Author: James Kachadorian
Publisher: Chelsea Green Publishing
Release Date: 2006-07-31
Revised and Expanded Edition - Includes CD-ROM with Custom Design Software For the past ten years The Passive Solar House has offered proven techniques for building homes that heat and cool themselves, using readily available materials and methods familiar to all building contractors and many do-it-yourself homeowners. True to this innovative, straightforward approach, the new edition of this best-selling guide includes CSOL passive solar design software, making it easier than ever to heat your home with the power of the sun. Since The Passive Solar House was first published, passive solar construction expert James Kachadorian has perfected user-friendly, Windows-compatible software to supplement the design process explained in the book by allowing homeowners/designers to enter the specifications of their design and see how changing a variable will affect its energy efficiency. This is the building book for a world of climbing energy costs. Applicable to diverse regions, climates, budgets, and styles of architecture, Kachadorian's techniques translate the essentials of timeless solar design into practical wisdom for today's solar builders. Profiles of successful passive solar design, construction, and retrofit projects from readers of the first edition provide inspiration to first-time homebuilders and renovators alike.
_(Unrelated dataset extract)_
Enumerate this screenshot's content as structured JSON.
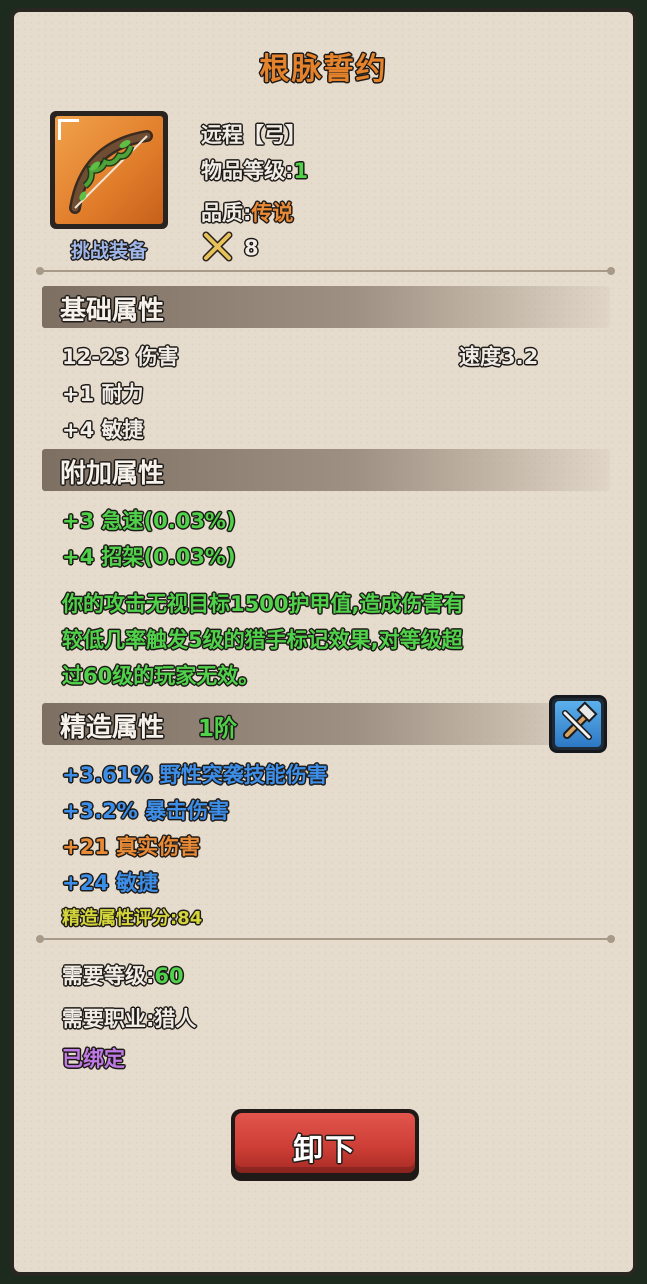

Author: David Bainbridge
Publisher: Chelsea Green Publishing
Release Date: 2011-08-18
New buildings can be designed to be solar oriented, naturally heated and cooled, naturally lit and ventilated, and made with renewable, sustainable materials—no matter the location or climate. In this comprehensive overview of passive solar design, two of America’s solar pioneers give homeowners, architects, designers, and builders the keys to successfully harnessing the sun and maximizing climate resources for heating, cooling, ventilation, and daylighting. Bainbridge and Haggard draw upon examples from their own experiences, as well as those of others, of more than three decades to offer both overarching principles as well as the details and formulas needed to successfully design a more comfortable, healthy, and secure place in which to live, laugh, dance, and be comfortable. Even if the power goes off. Passive Solar Architecture also discusses “greener” and more-sustainable building materials and how to use them, and explores the historical roots of green design that have made possible buildings that produce more energy and other resources than they use.
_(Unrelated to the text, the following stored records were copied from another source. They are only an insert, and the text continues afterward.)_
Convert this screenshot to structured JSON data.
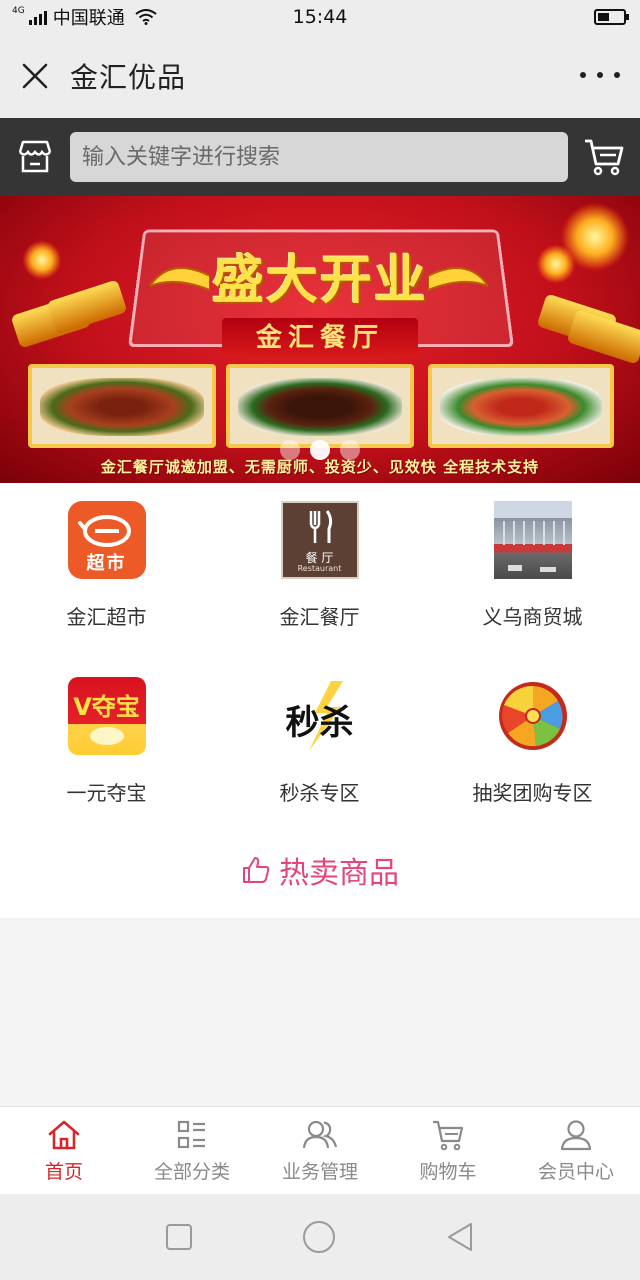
{
  "status_bar": {
    "network": "4G",
    "carrier": "中国联通",
    "time": "15:44",
    "battery_level": 0.45
  },
  "header": {
    "title": "金汇优品",
    "close_icon": "close-icon",
    "more_icon": "more-icon"
  },
  "search": {
    "placeholder": "输入关键字进行搜索",
    "left_icon": "shop-icon",
    "right_icon": "cart-icon"
  },
  "banner": {
    "headline": "盛大开业",
    "subtitle": "金汇餐厅",
    "slogan": "金汇餐厅诚邀加盟、无需厨师、投资少、见效快 全程技术支持",
    "dots": 3,
    "active_dot": 1
  },
  "categories": [
    {
      "label": "金汇超市",
      "icon": "supermarket-icon"
    },
    {
      "label": "金汇餐厅",
      "icon": "restaurant-icon",
      "icon_text": "餐 厅",
      "icon_subtext": "Restaurant"
    },
    {
      "label": "义乌商贸城",
      "icon": "market-building-icon"
    },
    {
      "label": "一元夺宝",
      "icon": "treasure-icon",
      "icon_text": "V夺宝"
    },
    {
      "label": "秒杀专区",
      "icon": "flash-sale-icon",
      "icon_text": "秒杀"
    },
    {
      "label": "抽奖团购专区",
      "icon": "lottery-wheel-icon"
    }
  ],
  "supermarket_icon_text": "超市",
  "hot_section": {
    "title": "热卖商品",
    "icon": "thumbs-up-icon"
  },
  "bottom_nav": [
    {
      "label": "首页",
      "icon": "home-icon",
      "active": true
    },
    {
      "label": "全部分类",
      "icon": "category-list-icon",
      "active": false
    },
    {
      "label": "业务管理",
      "icon": "users-icon",
      "active": false
    },
    {
      "label": "购物车",
      "icon": "cart-icon",
      "active": false
    },
    {
      "label": "会员中心",
      "icon": "user-icon",
      "active": false
    }
  ],
  "colors": {
    "accent": "#d7262b",
    "hot_pink": "#e5457a",
    "search_bar_bg": "#353535",
    "banner_red": "#c0101a"
  }
}
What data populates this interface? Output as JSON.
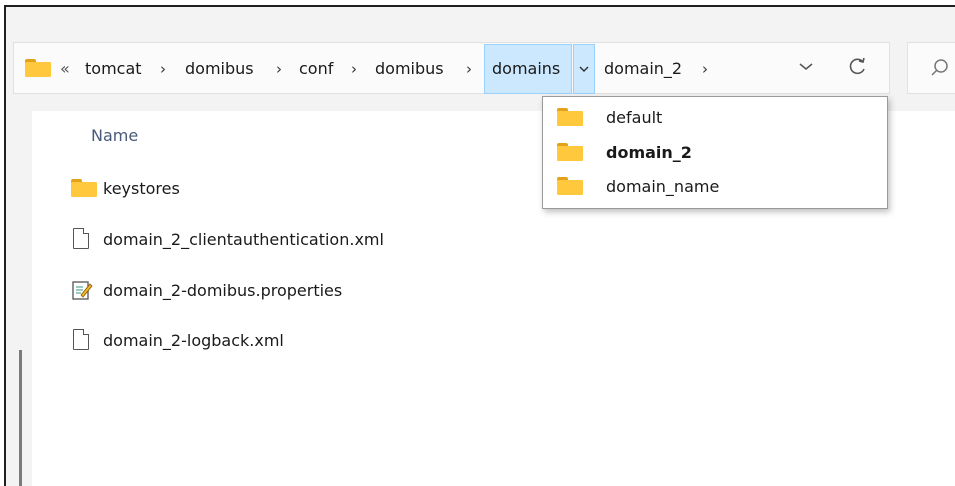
{
  "breadcrumb": {
    "overflow": "«",
    "items": [
      "tomcat",
      "domibus",
      "conf",
      "domibus",
      "domains",
      "domain_2"
    ],
    "separator": "›"
  },
  "toolbar": {
    "history_icon": "chevron-down-icon",
    "refresh_icon": "refresh-icon",
    "search_icon": "search-icon"
  },
  "dropdown": {
    "items": [
      {
        "label": "default",
        "bold": false
      },
      {
        "label": "domain_2",
        "bold": true
      },
      {
        "label": "domain_name",
        "bold": false
      }
    ]
  },
  "file_list": {
    "column_name": "Name",
    "items": [
      {
        "label": "keystores",
        "icon": "folder-icon"
      },
      {
        "label": "domain_2_clientauthentication.xml",
        "icon": "file-icon"
      },
      {
        "label": "domain_2-domibus.properties",
        "icon": "properties-file-icon"
      },
      {
        "label": "domain_2-logback.xml",
        "icon": "file-icon"
      }
    ]
  },
  "colors": {
    "folder": "#ffc83d",
    "selection": "#cce8ff",
    "selection_border": "#99d1ff"
  }
}
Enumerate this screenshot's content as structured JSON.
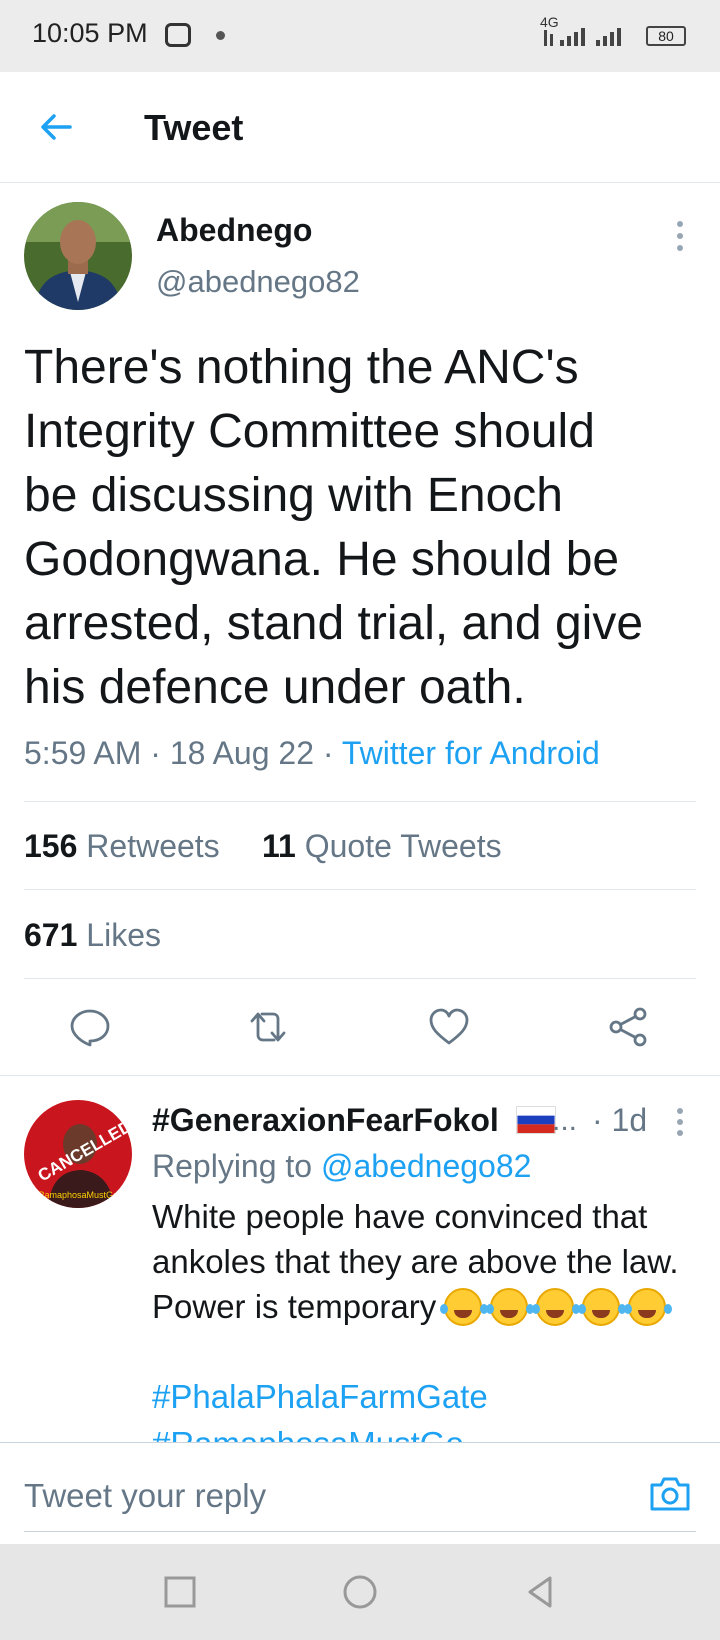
{
  "status_bar": {
    "time": "10:05 PM",
    "network": "4G",
    "battery": "80"
  },
  "header": {
    "title": "Tweet",
    "back_icon": "arrow-left-icon"
  },
  "tweet": {
    "author_name": "Abednego",
    "author_handle": "@abednego82",
    "text": "There's nothing the ANC's\nIntegrity Committee should\nbe discussing with Enoch\nGodongwana. He should be\narrested, stand trial, and give\nhis defence under oath.",
    "time": "5:59 AM",
    "date": "18 Aug 22",
    "source": "Twitter for Android",
    "retweets_count": "156",
    "retweets_label": "Retweets",
    "quotes_count": "11",
    "quotes_label": "Quote Tweets",
    "likes_count": "671",
    "likes_label": "Likes",
    "actions": [
      "reply-icon",
      "retweet-icon",
      "like-icon",
      "share-icon"
    ]
  },
  "reply": {
    "author_name": "#GeneraxionFearFokol",
    "ellipsis": "...",
    "time": "· 1d",
    "replying_prefix": "Replying to",
    "replying_handle": "@abednego82",
    "text_lines": [
      "White people have convinced that",
      "ankoles that they are above the law.",
      "Power is temporary"
    ],
    "emoji_count": 5,
    "hashtags": [
      "#PhalaPhalaFarmGate",
      "#RamaphosaMustGo"
    ],
    "avatar_text": "CANCELLED",
    "avatar_subtext": "RamaphosaMustGo"
  },
  "reply_bar": {
    "placeholder": "Tweet your reply"
  },
  "colors": {
    "accent": "#1da1f2",
    "secondary_text": "#657786",
    "divider": "#e1e8ed"
  }
}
Covering the full life span of the project, from siting issues through specific design features to maintenance of the property and equipment, this is a comprehensive guide to designing, planning and building a solar house. The author uses his experience of living in a solar house to inform the reader of the technology and practices needed for the design, operation and maintenance of the solar home. Each of the technologies of the house, such as space heating and cooling, domestic hot water and electric power technologies, are critiqued from the point of view of the owner/resident, with the author using his thirty years experience of living in a solar home. This provides home owners who are thinking of going solar with first hand evidence of best practice, and provides the architect and designer with the knowledge of how to best satisfy their clients needs.
Our pocket reference books provide a wealth of practical information at your fingertips, whenever you need it. Rich in background detail, at-a-glance tables and diagrams, equations, and more, the Passive Solar Architecture Pocket Reference is a handy resource for architects, engineers and students. Coverage includes: definitions load determinants and Responses (including world wide biomes and climates, building metabolism and response, thermal sources and sinks, passive building responses to sources and sinks, tuning the building to the environment, optimizing insulation & thermal mass for comfort) contextual aspects (including microclimate and siting, temperatures, humidity, wind, radiation and comfort parameters passive components (including building envelope, passive solar terminology, orientation, apertures and glazing, thermal storage, thermal control and materials design tools (including sun path diagrams, sun peg diagrams, air flow relationships, thermal modelling and life cycle design specific functions (including passive heating, passive cooling and ventilation, natural lighting, passive water heating, resource collection and integrated design).
Author: David Thorpe
Release Date: 2017-11-15
Genre: House & Home
This handy pocket reference contains a wealth of information on a range of topics including the principles of passive solar building and passive house, a ten-step design and build strategy, calculating solar irradiance, factors affecting the choice of building materials, passive heating and cooling principles and techniques in different climates, the Passivhaus Standard and natural and augmented lighting and notes on technology and building occupation. The book also includes conversion factors, standards, resources and is peppered throughout with helpful illustrations, equations, explanations, and links to further online resources. Ideal for practitioners, architects, designers, consultants, planners, home builders, students and academics, and those working in development contexts, the book is intended to act as an aide memoir, a reference supplement, a resource and an overview of the field. Rich in background detail, the book also includes at-a-glance tables and diagrams, equations and key definitions.
Offers advice on the analysis of a house's energy efficiency and supplies guidance in the design, installation, and maintenance of the various solar heating and cooling systems in a wide range of home styles
Author: Vaughn Bradshaw
Publisher: John Wiley & Sons
Release Date: 2010-09-29
Genre: Technology & Engineering
Get the updated guide to active and passive control systems for buildings. To capitalize on today's rapidly evolving, specialized technologies, architects, designers, builders, and contractors work together to plan the mechanical and electrical equipment that controls the indoor environment of a building. The Building Environment: Active and Passive Control Systems, Third Edition helps you take advantage of design innovations and construction strategies that maximize the comfort, safety, and energy efficiency of buildings. From active HVAC systems to passive methods, lighting to on-site power generation, this updated edition explains how to strategically plan for and incorporate effective, efficient systems in today's buildings. It covers the underlying thermal theories and thermodynamic principles and focuses on design that enhances the building environment and minimizes the impact on the world's environment. The Building Environment goes beyond the ABCs of HVAC and covers: On-site power generation, including wind turbines, solar photovoltaic cells, fuel cells, and more. Plumbing systems, fire protection, signal systems, conveying systems, and architectural acoustics. Procedures and/or formulas for performing heat loss, heat gain, and energy use calculations, determining the rate of heat flow, calculating solar energy utilization, doing load calculations, and more. Details on the latest building codes and standards references. New information on the sustainable design of building systems and energy efficiency, including new technologies. The latest thinking and data on a building's impact on the environment, indoor air quality, and "sick building syndrome." Design economics, including the payback period, life-cycle cost, comparative value analysis, and building commissioning. A practical on-the-job tool for architects, designers, builders, engineers, contractors, and other specialists, this Third Edition is also a great reference for architecture students who will lead tomorrow's design teams.